Image via Greenpeace
Greenpeace has had quite a bit of coverage of late on TreeHugger with their latest actions of climbing Mount Rushmore to put pressure on politicians regarding climate change, and climbing to the roof of HP to get the company to remove toxins from their products. We wondered whether some of their actions would have impact. Well, here is one campaign Greenpeace has been pushing that has resulted in positive change. Thanks to their Kleercut campaign against Kimberly-Clark - makers of Kleenex, Scott and Cottonelle brands - the company has resolved to get all of its wood fiber for tissue products from environmentally responsible sources.Working with Greenpeace on a new set of supply chain standards, the company has enhanced the Endangered Forests and increased the use of both Forest Stewardship Council (FSC) certified fiber and recycled fiber. By 2011, Kimberly-Clark will ensure that 40% of its North American tissue fiber is either recycled or FSC certified, and the larger goal is to get to 100%.
"We are committed to using environmentally responsible wood fiber and today's announcement enhances our industry-leading practices in this area," said Suhas Apte, Kimberly-Clark Vice President of Environment, Energy, Safety, Quality and Sustainability. "It is our belief that certified primary wood fiber and recycled fiber can both be used in an environmentally responsible way and can provide the product performance that customers and consumers expect from our well-known tissue brands. We commend Greenpeace for helping us develop more sustainable standards."
Congrats, Greenpeace, on a victory for forests.
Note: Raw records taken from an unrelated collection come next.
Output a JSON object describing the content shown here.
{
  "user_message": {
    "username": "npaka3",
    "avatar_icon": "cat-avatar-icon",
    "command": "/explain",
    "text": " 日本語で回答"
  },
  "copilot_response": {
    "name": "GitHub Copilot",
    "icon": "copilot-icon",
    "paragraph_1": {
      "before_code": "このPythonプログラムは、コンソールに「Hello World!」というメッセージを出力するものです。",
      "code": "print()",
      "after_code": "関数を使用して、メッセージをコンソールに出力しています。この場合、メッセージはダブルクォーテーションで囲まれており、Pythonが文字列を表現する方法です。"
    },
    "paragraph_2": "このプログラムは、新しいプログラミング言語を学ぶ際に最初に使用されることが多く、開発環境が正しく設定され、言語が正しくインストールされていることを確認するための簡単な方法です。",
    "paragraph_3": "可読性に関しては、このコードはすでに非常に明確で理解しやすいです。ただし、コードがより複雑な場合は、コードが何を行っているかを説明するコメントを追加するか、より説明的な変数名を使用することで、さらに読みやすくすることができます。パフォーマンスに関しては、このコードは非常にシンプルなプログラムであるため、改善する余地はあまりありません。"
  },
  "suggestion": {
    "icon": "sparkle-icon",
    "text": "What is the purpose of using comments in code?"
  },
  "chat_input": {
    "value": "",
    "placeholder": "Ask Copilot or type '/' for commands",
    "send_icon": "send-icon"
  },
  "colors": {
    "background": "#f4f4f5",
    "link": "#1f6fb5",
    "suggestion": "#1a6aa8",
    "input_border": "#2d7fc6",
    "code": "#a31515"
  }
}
Considering the sheer amount of tissue products sold by Kimberly-Clark, this is a substantial improvement.
More on Greenpeace's Eco EffortsGreenpeace Putting Pressure on IT Industry to Walk the Climate Saving TalkGreenpeace: In Defense of Our Recent Activism TacticsStop the Sniffles (and Deforestation) With Greenpeace's Recycled Tissue and Toilet Paper Guide